As in most cases of dog behaviour, the blame lies at the feet of the owners. It’s actually not really their fault, the same as when we bring children into this world we have to learn as we go and adapt our techniques to suit the situation and some win but many of us falter, literally because there are no set rules or anyone to teach us otherwise. The family unit isn’t the same as the old days so we don’t have the input of people around us in the same intense way and we have to find out for ourselves if something works or not in the case of nurturing our children and indeed our pets.
In the Basset hounds case Graeme had to go into the house and assess the situation, soon realising that the owners had become fearful of this small dog ruling them with growls and teeth and a strong body language. All that was needed was a small amount of discipline and training for the humans for their dog to relax into its role of being the pet without having to be the boss.
The problem with him being on the counter top of the kitchen was dealt with by simply putting a lead on him and leading him off the area, with a strong command of “down” or “off”, it didn’t take very long for this pampered pooch to realise it didn’t call the shots anymore and let the owners take back control.
When it comes to our pet dogs we bring them into our homes either as a fluffy unbelievably cute puppy or a rescue dog with a sad backstory, either way they steal our hearts and minds and the compassion us humans hold for animals(especially in the UK) overrides our brains and we just want to cuddle and play with our new friends. The danger in this comes by not adding discipline or training into the mix. If we look at wild dogs or wolves in their natural habitat, they know when to play, when to listen to the alpha and when to relax. Our pets don’t have that luxury if there are no “pack leaders” in the house. The phrase “pack leader” has been treated as a negative connotation recently and certain people have made it to be a cruel way of leading, when in fact it is the very opposite, it’s about asserting strength, confidence, love and a balance to the dogs that follow, allowing them to enjoy their role.
It has been a breath of fresh air watching Graeme and his simple but effective techniques of training the owners!!
We can adapt this into our lifestyle balance with our own dogs. Firstly set out realistic rules you will stick to, don’t confuse your dog by being it’s leader one minute then letting it do whatever it wants the next, for example, if you don’t want him in the the bed anymore, you have to consistently imply that rule by having a dog bed next to yours and not ever letting him up onto yours again(another episode of dogs behaving badly).
Our mindset and strength will enhance our dogs life if we give him rules, good disciplines and a sense of purpose.
Don’t worry about your size or stature either, A dog doesn’t judge on size or age, it listens to a confident, even tempered and consistent leader. One of my dear friends, who is in her later years of life has this ability to command respect and uses her authority when dealing with dogs too, she uses her voice and body language to gain the dogs(and people’s) attention and consistently delivers this attitude into all situations leaving the dogs in her care very balanced and confident knowing they can relax under her guardianship, she is a true pack leader without even knowing it.

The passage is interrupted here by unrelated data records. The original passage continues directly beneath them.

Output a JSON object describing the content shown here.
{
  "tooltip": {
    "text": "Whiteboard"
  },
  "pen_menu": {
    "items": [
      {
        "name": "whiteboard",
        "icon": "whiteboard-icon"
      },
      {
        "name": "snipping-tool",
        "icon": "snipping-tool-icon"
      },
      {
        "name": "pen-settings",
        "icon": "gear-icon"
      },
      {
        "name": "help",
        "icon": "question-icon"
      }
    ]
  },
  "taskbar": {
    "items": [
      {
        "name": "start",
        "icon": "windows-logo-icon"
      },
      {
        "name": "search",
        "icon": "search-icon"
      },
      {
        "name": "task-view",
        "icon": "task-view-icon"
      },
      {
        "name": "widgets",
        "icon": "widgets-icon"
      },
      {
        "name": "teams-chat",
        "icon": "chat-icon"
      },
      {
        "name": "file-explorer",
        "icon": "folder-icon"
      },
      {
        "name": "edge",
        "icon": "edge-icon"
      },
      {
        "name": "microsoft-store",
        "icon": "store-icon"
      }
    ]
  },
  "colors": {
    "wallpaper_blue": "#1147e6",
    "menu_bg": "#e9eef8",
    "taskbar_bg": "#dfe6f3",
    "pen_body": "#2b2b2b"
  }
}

I have also seen a small 4 year old child walk a mastiff and a staffordshire bull terrier around a show ring, using her basic leadership to command respect and they followed her beautifully.
So if you have a wayward dog, watch Graeme’s entertaining show and learn that you can take back control of your home and have a fantastic relationship with your dog, just by showing a love he or she understands.
Until next time… Happy pets happy home